WOOT WOOT, I found the G and H words. I apologize for the detour. We will resume to L’s once we have finished the G and H words.
Gadrooning: Convex curves in a series used as a ornament carved on the edge of furniture.
Gallipot: Small jar, usually with handle, used by apothecaries.
Garnish: Strictly, a complete set of pewter comprising a dozen platters, a dozen bowls and a dozen small plates; but the term is also used to indicate a set of plates and dishes generally. (Here I thought it was the sprig of parsley on my plate.)
Gate-leg: Term applied to an oval (sometimes round) table with drop leaves and extra legs on hinges at either side which swing out to support the raised leaves, usually in oak.
Gather: The blob of molten glass that the glass blower’s gathers on the end of his blowpipe. (Once again I thought this is what you did with fabric and family. Who knew?)
Gesso: A preparation of chalk worked into a paste with parchment size, used as priming before coloring or gilding furniture. In the late seventeenth and early eighteenth centuries the gesso coat on mirrors and side tables received low relief carving before gilding.

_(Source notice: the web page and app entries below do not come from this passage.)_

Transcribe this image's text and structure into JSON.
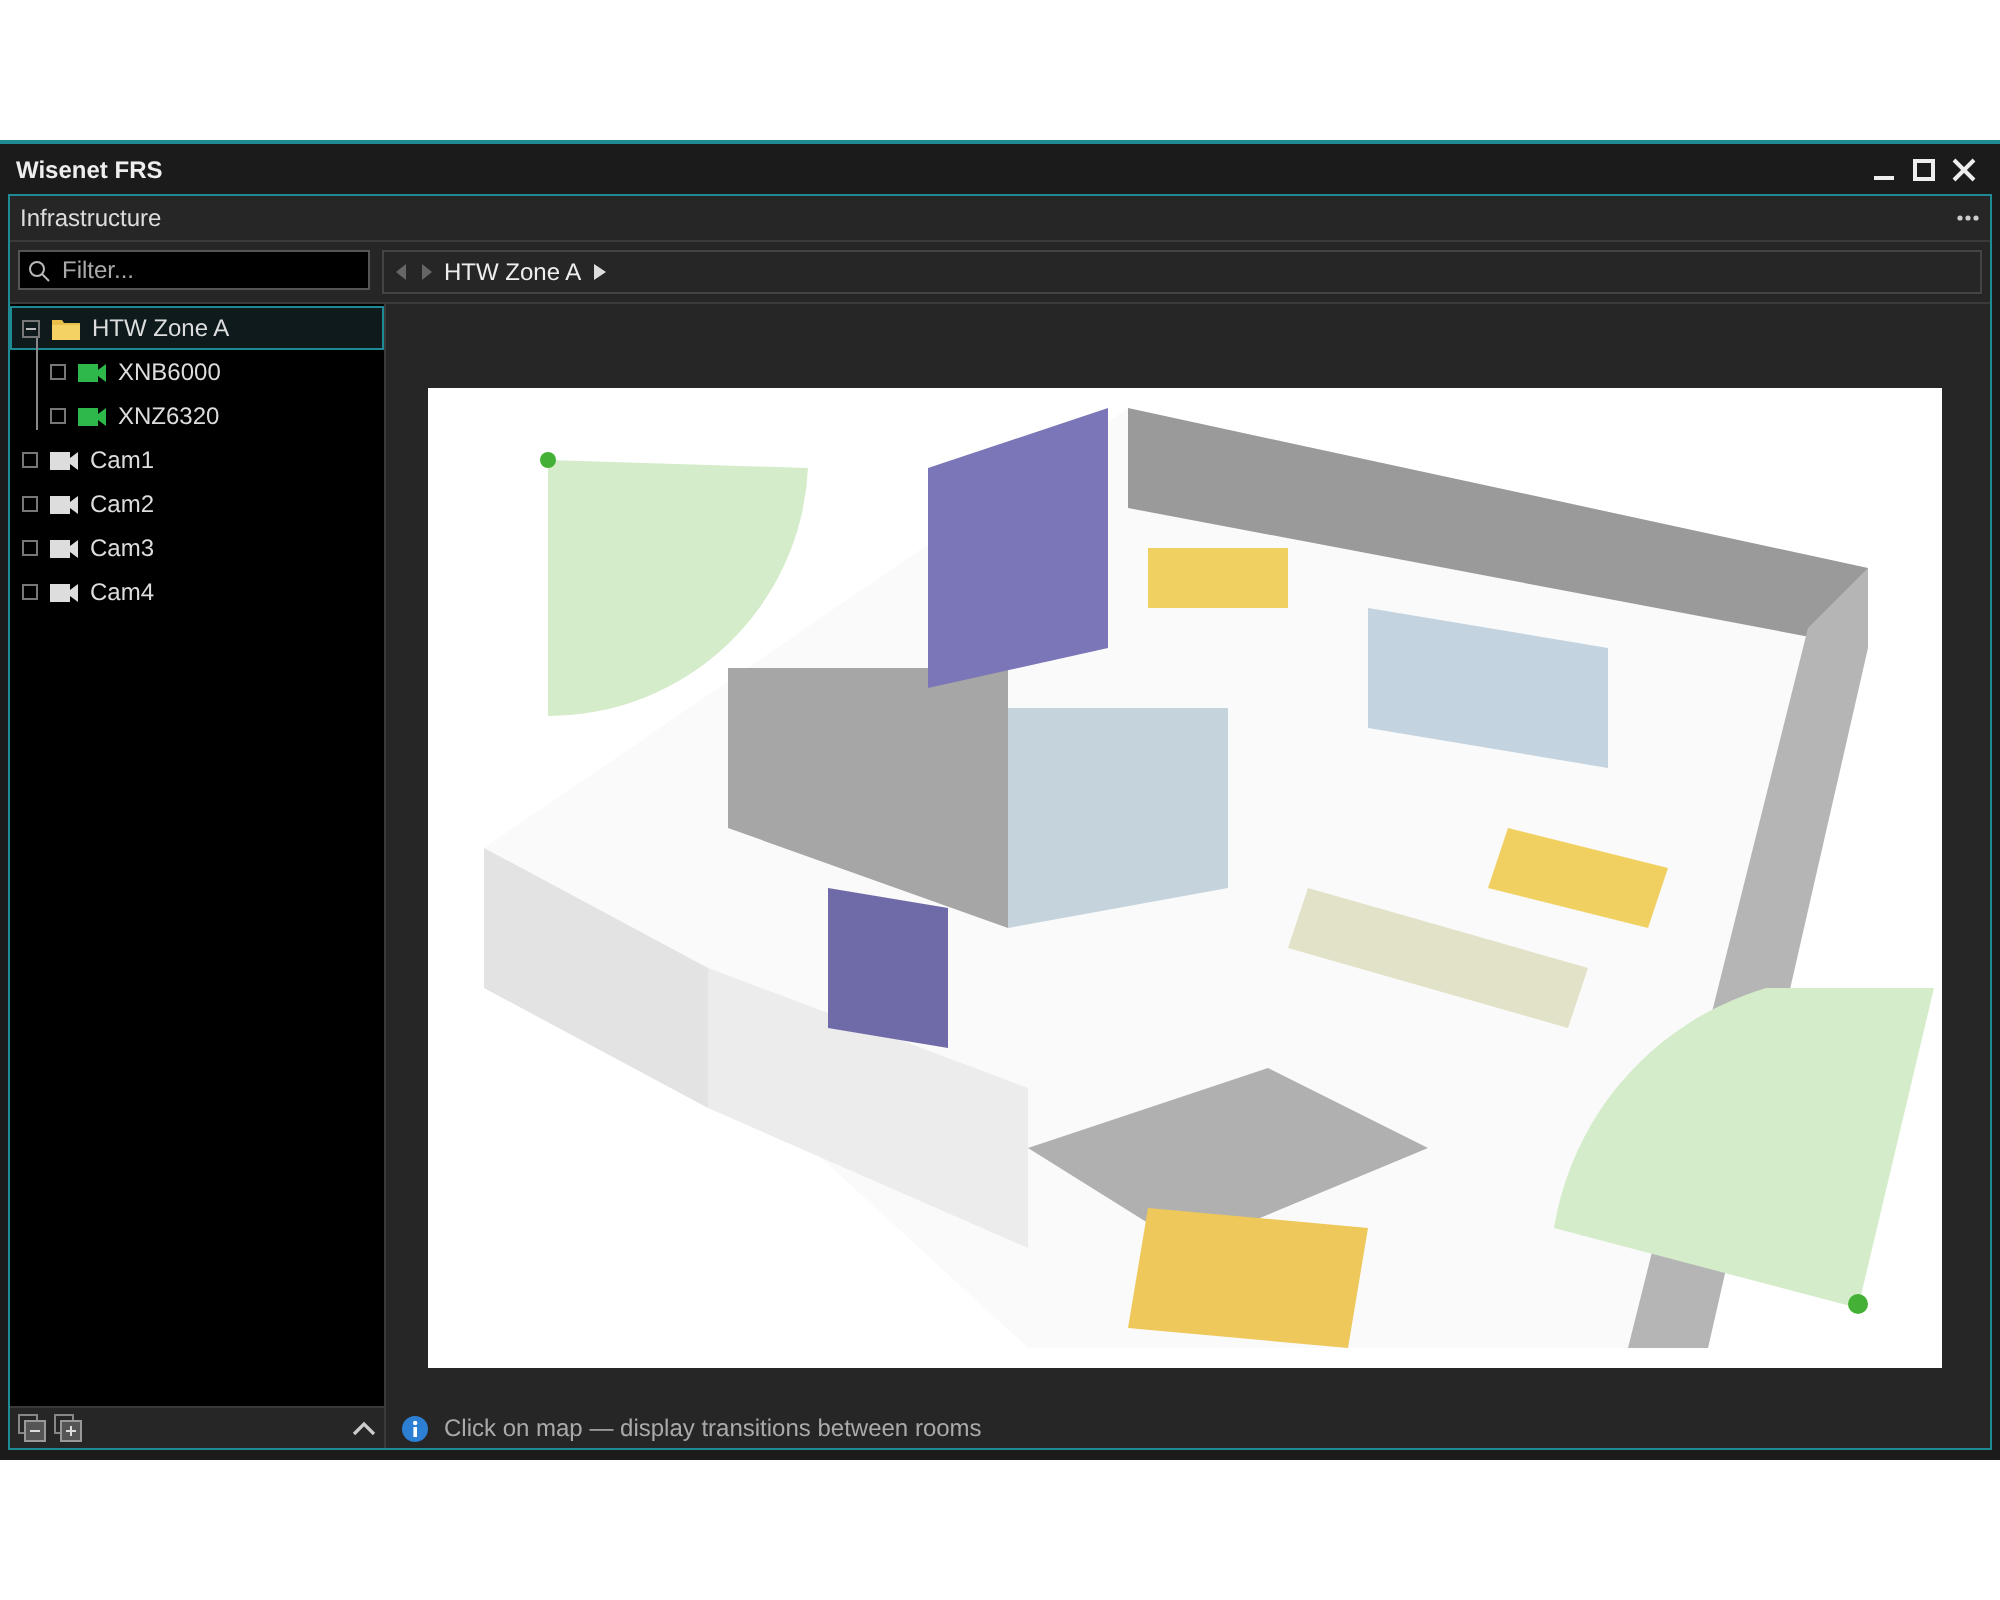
{
  "window": {
    "title": "Wisenet FRS"
  },
  "panel": {
    "title": "Infrastructure"
  },
  "filter": {
    "placeholder": "Filter..."
  },
  "breadcrumb": {
    "items": [
      "HTW Zone A"
    ]
  },
  "tree": [
    {
      "label": "HTW Zone A",
      "kind": "folder",
      "expanded": true,
      "selected": true,
      "children": [
        {
          "label": "XNB6000",
          "kind": "camera",
          "online": true,
          "checked": false,
          "selected": false
        },
        {
          "label": "XNZ6320",
          "kind": "camera",
          "online": true,
          "checked": false,
          "selected": false
        }
      ]
    },
    {
      "label": "Cam1",
      "kind": "camera",
      "online": false,
      "checked": false,
      "selected": false
    },
    {
      "label": "Cam2",
      "kind": "camera",
      "online": false,
      "checked": false,
      "selected": false
    },
    {
      "label": "Cam3",
      "kind": "camera",
      "online": false,
      "checked": false,
      "selected": false
    },
    {
      "label": "Cam4",
      "kind": "camera",
      "online": false,
      "checked": false,
      "selected": false
    }
  ],
  "status": {
    "text": "Click on map — display transitions between rooms"
  }
}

Gilding: The extreme malleability of gold permits a thin skin of it to be fixed to a plaster ground.